British Prime Minister Margaret Thatcher told a magazine interviewer, “If you want something said, ask a man; if you want something done, ask a woman.”
My wife would probably agree with Thatcher since she continually finds me “dawdling” over chores.
“There’s a leaf on the kitchen floor,” she’ll say. “Why don’t you immediately stop what you are doing and pick it up?” My answer is something like “I intend to, but I thought I would take off my coat, kick off my shoes and take my wallet and car keys out of my pocket before worrying about a flimsy leaf that’s doing no more damage then merely taking up space.”
What my wife calls laziness is more my male sense of prioritizing. Yes, the entryway should be shoveled, but it doesn’t come before other important tasks such as paying a bill, reviewing a bank statement or taking the dog out for a romp. To most men, everything has its time and its place Р and we don’t consider leaving a cereal bowl on the kitchen table for an extra five minutes something that will lead to the downfall of our civilization. (My wife’s answer: “There’s a dishwasher only three feet away. Why not take care of it now?”)
Granted, most of the differences revolve around cleaning or putting things away. To most men, a book lying on a coffee table is not an example of debris. We figure it will take its place on the bookshelf in due time. As boys we were not taught to revere Ajax or Lysol; we cheered for Captain America, not Mr. Clean. Our idea of cleaning the house didn’t involve vacuuming the corners or daily dusting.

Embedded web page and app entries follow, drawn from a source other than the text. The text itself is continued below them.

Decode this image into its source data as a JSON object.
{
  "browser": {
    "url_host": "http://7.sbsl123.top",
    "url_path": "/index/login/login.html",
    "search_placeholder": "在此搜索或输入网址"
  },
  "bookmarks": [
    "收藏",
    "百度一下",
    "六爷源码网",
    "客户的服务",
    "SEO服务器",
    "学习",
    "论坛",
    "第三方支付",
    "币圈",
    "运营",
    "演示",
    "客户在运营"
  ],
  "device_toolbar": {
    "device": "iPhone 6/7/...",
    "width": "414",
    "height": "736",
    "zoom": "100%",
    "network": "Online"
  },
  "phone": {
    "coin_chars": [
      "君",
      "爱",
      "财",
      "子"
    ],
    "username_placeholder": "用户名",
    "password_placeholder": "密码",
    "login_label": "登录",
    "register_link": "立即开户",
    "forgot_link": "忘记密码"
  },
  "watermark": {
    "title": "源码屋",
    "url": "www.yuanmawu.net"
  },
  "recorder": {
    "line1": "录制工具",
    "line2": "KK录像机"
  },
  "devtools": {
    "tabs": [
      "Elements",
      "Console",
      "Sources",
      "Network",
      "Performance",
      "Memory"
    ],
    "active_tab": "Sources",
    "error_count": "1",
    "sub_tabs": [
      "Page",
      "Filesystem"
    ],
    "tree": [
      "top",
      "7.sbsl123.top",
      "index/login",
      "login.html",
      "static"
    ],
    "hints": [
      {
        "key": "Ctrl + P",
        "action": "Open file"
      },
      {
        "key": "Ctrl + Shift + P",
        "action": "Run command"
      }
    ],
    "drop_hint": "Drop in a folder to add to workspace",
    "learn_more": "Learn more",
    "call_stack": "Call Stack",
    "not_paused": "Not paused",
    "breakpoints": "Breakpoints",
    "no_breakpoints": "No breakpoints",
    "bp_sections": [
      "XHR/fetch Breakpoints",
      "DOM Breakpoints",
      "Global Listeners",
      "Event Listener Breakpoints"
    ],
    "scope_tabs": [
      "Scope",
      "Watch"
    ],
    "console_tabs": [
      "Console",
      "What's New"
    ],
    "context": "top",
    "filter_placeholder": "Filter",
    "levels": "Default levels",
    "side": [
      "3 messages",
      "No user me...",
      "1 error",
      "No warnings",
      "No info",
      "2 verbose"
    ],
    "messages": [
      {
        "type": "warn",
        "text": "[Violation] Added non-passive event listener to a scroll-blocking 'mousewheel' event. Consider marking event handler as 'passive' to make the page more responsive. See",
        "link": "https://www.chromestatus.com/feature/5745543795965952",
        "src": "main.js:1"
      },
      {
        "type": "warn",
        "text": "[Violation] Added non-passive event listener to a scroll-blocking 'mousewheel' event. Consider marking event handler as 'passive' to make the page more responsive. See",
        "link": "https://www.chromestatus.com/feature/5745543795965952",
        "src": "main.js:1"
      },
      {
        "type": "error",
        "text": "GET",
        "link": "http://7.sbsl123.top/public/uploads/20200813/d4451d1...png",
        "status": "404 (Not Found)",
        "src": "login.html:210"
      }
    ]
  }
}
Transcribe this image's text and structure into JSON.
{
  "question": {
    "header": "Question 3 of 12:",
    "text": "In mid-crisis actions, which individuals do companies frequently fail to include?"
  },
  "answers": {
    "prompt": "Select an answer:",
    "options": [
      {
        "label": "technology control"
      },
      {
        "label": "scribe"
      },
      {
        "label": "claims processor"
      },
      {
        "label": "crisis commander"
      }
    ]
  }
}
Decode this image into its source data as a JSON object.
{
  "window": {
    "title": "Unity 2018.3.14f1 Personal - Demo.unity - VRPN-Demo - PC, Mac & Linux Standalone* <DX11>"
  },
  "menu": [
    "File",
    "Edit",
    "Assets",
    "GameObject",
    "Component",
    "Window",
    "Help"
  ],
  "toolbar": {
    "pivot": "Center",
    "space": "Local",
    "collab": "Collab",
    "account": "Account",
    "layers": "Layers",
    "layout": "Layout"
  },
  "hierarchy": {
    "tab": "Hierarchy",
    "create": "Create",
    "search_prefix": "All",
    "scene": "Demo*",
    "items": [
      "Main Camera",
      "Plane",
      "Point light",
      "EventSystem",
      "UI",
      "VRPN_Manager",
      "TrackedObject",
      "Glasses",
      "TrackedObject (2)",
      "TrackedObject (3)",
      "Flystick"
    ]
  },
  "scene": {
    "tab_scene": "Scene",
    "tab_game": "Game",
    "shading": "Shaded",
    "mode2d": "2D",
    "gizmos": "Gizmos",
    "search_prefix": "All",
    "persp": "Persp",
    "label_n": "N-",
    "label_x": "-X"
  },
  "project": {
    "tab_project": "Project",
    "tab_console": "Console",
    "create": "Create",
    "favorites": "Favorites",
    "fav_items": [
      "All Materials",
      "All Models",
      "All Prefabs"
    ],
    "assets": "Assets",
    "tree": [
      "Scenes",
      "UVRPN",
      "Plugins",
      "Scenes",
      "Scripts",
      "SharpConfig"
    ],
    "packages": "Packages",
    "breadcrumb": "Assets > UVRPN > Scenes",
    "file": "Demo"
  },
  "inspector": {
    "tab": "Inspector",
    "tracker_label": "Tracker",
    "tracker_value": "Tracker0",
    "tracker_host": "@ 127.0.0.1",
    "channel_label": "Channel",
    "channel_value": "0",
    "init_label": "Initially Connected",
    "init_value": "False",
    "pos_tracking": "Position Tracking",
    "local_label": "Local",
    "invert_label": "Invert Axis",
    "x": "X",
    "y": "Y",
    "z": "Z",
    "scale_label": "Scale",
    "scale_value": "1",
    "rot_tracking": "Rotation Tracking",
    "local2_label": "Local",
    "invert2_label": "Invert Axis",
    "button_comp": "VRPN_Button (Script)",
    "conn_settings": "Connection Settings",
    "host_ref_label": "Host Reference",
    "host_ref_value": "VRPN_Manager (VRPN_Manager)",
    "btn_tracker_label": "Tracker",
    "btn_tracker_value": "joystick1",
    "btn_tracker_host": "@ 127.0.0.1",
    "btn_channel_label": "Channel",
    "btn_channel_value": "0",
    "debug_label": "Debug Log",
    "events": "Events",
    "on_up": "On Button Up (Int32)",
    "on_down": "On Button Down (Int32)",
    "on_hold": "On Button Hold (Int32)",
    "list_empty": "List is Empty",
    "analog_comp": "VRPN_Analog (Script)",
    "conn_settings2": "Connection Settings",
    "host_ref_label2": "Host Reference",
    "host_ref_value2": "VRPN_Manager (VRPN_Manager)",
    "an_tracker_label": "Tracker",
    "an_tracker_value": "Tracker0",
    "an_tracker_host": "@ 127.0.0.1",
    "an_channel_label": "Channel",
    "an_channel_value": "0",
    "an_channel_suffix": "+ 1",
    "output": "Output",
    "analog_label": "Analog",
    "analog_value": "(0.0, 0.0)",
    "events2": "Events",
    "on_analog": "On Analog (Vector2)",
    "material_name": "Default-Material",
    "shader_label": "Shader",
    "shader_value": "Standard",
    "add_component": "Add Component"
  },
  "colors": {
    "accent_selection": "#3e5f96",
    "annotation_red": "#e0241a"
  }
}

My wife wants the chores done now, immediately, before I forget. My normal response is that I’ll get around to it. And I usually do.